  • Yet another blood pressure medication has been added to the list of recalled hypertension drugs.  >> On AJC.com: Blood pressure medication recalls: Everything you should know, Atlanta doctors, experts say Mylan Pharmaceuticals has voluntarily expanded its recall for its valsartan-containing products, the U.S. Food and Drug Administration announced. The affected pills include valsartan, amlodipine/valsartan and valsartan/hydrochlorothiazide tablets and were distributed in the United States between March 2017 and November 2018. The FDA has listed additional information about the specifics, including doses, lot numbers and expiration dates, on its site. >> Read more trending news  According to the press release, the drugs contain traces of N-nitroso-diethylamine (NDEA). The impurity, typically found in certain foods, drinking water and air pollution, has been classified as a human carcinogen by the International Agency for Research on Cancer.  Mylan is notifying its distributors and customers by letter and is arranging for the return of all recalled products. It is also coordinating returns with retailers, wholesalers and consumers.  Patients on the medications are advised to continue taking the tablets and to contact their doctor for advice. The company said, “the risk of harm to a patient’s health may be higher if the treatment is stopped immediately without any comparable alternative treatment.” The agency recently recalled several other blood pressure medications due to cancer concerns, and another was recalled for mislabeling.  >> On AJC.com: Yet another blood pressure medication recalled over cancer risk Read the full FDA announcement at FDA.gov.
  • A 2-year-old South Florida girl who has cancer needs a very rare type of blood, OneBlood said Monday. >> Cards for Christmas: Family asks for letters for child with brain cancer The blood bank said it has organized a worldwide search for donors who could be a possible match for Zainab. >> See a photo of Zainab here >> Girl asks Santa for kidney for big brother; search for girl, donor begins Potential donors must be exclusively of Pakistani, Indian or Iranian descent, meaning the donor’s birth parents are both 100 percent Pakistani, Indian or Iranian, and they must have Type O or Type A blood. >> Read more trending news  Officials said all donations must be coordinated with the blood bank in advance to ensure that additional compatibility testing is performed.
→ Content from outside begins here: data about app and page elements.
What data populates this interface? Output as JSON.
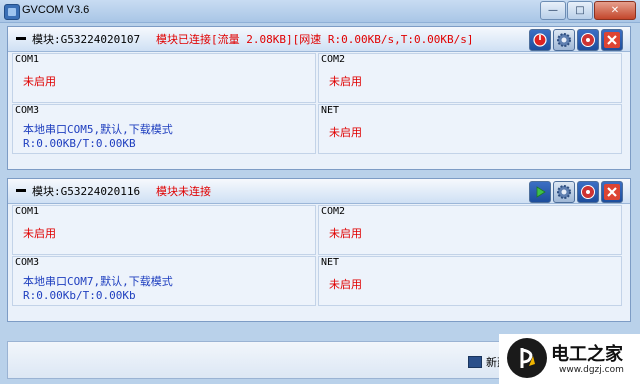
{
  "window": {
    "title": "GVCOM  V3.6",
    "minimize_glyph": "—",
    "maximize_glyph": "□",
    "close_glyph": "✕"
  },
  "modules": [
    {
      "title": "模块:G53224020107",
      "status": "模块已连接[流量 2.08KB][网速 R:0.00KB/s,T:0.00KB/s]",
      "cells": [
        {
          "label": "COM1",
          "lines": [
            "未启用"
          ]
        },
        {
          "label": "COM2",
          "lines": [
            "未启用"
          ]
        },
        {
          "label": "COM3",
          "lines": [
            "本地串口COM5,默认,下载模式",
            "R:0.00KB/T:0.00KB"
          ]
        },
        {
          "label": "NET",
          "lines": [
            "未启用"
          ]
        }
      ],
      "toolbar_icons": [
        "power-icon",
        "gear-icon",
        "disc-icon",
        "close-icon"
      ]
    },
    {
      "title": "模块:G53224020116",
      "status": "模块未连接",
      "cells": [
        {
          "label": "COM1",
          "lines": [
            "未启用"
          ]
        },
        {
          "label": "COM2",
          "lines": [
            "未启用"
          ]
        },
        {
          "label": "COM3",
          "lines": [
            "本地串口COM7,默认,下载模式",
            "R:0.00Kb/T:0.00Kb"
          ]
        },
        {
          "label": "NET",
          "lines": [
            "未启用"
          ]
        }
      ],
      "toolbar_icons": [
        "play-icon",
        "gear-icon",
        "disc-icon",
        "close-icon"
      ]
    }
  ],
  "statusbar": {
    "new_label": "新建"
  },
  "watermark": {
    "title": "电工之家",
    "url": "www.dgzj.com"
  },
  "colors": {
    "accent_red": "#e00000",
    "text_blue": "#1f3fbf",
    "background": "#b9d1ea"
  }
}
Click here for more information. >> Watch a video about the search here